**YOUR INSTRUCTIONS**: Determine how many lines in the entries below hold "Download". Respond with that number only.

(DATA FOR THE TASK)

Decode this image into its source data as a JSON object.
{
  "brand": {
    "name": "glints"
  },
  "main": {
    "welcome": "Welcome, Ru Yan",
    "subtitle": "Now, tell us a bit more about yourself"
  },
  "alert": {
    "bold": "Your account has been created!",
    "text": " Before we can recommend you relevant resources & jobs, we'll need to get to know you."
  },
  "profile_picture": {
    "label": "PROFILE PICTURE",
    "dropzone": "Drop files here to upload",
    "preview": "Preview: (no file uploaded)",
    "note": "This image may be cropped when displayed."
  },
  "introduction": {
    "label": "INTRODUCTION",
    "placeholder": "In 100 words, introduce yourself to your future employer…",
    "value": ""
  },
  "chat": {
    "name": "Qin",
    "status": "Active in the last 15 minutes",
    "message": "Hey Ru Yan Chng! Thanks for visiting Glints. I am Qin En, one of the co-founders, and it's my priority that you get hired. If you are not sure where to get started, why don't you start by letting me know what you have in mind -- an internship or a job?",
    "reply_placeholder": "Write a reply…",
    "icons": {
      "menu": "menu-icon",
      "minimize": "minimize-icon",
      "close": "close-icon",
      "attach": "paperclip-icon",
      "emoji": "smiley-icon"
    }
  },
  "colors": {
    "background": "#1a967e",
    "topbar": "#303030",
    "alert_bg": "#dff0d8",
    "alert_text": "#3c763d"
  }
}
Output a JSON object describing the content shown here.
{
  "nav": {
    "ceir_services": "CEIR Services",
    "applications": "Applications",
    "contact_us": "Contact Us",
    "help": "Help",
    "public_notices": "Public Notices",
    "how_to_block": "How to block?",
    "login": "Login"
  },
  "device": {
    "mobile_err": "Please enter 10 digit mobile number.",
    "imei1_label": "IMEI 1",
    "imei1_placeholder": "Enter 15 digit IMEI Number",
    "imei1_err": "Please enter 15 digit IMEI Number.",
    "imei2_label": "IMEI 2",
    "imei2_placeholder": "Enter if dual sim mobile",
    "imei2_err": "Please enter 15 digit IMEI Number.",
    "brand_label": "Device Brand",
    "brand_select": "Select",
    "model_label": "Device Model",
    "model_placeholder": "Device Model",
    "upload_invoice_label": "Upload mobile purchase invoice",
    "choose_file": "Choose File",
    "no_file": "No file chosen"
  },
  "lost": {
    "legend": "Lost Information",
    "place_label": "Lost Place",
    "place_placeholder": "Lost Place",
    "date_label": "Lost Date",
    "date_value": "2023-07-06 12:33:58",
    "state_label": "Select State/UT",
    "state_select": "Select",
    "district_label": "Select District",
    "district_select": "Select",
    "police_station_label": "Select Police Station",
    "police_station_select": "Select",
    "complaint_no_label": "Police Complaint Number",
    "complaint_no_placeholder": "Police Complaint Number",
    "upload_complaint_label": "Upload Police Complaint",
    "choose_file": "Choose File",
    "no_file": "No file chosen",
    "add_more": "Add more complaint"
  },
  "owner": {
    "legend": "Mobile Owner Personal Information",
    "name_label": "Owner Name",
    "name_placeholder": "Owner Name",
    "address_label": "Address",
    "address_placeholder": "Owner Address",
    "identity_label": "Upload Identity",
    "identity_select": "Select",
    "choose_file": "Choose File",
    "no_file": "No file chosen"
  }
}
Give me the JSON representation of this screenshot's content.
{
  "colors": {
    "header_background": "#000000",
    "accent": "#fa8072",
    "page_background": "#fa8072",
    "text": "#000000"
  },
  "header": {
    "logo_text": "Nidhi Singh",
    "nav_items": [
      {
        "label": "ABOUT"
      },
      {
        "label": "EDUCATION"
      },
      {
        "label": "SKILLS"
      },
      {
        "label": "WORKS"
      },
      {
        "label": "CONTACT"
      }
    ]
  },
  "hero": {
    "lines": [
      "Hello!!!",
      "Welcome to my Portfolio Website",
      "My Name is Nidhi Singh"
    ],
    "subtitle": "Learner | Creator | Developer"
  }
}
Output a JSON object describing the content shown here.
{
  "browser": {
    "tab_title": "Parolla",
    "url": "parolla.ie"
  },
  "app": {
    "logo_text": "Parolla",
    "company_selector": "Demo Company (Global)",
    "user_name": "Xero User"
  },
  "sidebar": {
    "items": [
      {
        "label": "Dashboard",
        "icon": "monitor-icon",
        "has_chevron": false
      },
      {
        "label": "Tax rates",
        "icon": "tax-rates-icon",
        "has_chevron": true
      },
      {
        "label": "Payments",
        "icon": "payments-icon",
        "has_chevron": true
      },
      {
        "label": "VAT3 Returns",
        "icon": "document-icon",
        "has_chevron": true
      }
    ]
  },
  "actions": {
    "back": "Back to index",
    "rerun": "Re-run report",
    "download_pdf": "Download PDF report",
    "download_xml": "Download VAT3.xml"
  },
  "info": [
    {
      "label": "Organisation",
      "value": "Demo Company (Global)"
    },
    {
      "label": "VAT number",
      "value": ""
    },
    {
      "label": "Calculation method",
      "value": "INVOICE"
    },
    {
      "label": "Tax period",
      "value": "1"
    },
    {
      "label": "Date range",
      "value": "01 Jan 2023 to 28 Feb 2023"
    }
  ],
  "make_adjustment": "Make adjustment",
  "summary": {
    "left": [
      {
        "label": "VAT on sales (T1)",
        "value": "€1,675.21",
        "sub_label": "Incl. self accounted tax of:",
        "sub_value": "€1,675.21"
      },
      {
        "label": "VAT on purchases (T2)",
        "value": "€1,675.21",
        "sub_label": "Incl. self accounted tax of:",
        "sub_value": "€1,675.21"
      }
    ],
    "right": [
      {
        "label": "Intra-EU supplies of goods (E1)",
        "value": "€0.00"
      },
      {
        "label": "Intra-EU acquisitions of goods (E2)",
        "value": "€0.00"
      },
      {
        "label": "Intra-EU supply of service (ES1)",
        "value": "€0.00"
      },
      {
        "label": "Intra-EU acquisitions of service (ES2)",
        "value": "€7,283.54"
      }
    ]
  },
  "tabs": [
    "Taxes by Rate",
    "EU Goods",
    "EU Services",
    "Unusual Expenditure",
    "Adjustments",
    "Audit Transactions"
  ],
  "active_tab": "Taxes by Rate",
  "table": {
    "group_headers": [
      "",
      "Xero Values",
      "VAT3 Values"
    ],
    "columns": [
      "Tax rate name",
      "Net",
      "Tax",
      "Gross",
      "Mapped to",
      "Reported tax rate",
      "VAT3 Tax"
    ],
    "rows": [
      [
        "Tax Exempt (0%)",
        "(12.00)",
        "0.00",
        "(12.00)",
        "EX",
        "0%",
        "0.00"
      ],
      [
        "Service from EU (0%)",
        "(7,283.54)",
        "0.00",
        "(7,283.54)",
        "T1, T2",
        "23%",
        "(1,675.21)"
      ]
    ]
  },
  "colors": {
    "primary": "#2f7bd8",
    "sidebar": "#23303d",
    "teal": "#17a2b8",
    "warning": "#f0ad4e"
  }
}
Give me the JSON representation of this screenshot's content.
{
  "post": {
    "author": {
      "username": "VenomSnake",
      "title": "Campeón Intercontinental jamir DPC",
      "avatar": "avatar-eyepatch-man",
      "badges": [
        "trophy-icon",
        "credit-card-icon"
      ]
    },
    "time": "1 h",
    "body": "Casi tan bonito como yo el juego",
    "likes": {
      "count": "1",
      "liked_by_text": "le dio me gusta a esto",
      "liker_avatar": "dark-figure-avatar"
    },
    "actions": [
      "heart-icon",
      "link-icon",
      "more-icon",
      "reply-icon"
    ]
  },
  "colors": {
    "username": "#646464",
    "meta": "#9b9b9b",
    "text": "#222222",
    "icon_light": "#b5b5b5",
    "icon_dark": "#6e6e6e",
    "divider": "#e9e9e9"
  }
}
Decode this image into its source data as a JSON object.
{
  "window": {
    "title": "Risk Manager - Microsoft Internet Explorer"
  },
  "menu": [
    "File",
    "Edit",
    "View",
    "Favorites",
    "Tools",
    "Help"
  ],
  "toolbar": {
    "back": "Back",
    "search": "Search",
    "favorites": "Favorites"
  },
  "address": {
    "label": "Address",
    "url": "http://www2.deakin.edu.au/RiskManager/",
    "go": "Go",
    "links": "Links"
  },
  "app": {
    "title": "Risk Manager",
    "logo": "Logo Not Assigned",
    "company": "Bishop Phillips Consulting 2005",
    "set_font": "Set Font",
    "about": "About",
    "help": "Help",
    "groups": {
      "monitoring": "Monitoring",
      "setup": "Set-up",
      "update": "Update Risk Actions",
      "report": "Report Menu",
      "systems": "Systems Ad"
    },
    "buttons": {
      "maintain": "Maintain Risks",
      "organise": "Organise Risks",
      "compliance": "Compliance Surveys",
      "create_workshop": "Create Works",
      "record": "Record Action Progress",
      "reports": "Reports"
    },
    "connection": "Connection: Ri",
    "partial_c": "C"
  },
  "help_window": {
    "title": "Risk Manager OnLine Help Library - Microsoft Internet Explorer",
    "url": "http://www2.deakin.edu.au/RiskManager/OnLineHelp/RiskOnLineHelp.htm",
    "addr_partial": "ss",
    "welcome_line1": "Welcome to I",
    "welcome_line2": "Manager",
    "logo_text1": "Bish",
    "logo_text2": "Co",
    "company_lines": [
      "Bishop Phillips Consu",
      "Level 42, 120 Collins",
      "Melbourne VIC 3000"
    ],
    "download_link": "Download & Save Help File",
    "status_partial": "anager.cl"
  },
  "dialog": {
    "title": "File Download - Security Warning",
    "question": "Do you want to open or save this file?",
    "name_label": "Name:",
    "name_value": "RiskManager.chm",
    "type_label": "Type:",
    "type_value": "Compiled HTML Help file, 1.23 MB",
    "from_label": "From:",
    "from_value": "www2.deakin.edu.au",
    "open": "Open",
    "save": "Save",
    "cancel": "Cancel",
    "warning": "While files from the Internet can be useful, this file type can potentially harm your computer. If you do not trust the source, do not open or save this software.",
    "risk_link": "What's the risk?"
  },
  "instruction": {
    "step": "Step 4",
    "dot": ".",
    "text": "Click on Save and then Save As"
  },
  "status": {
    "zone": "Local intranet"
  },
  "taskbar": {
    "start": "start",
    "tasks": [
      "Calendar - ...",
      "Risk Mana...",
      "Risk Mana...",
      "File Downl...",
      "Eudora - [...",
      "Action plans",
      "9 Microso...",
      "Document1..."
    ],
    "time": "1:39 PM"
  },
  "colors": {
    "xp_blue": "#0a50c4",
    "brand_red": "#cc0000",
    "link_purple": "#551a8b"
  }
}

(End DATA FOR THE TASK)

**RESULT FOR THIS TASK**: 4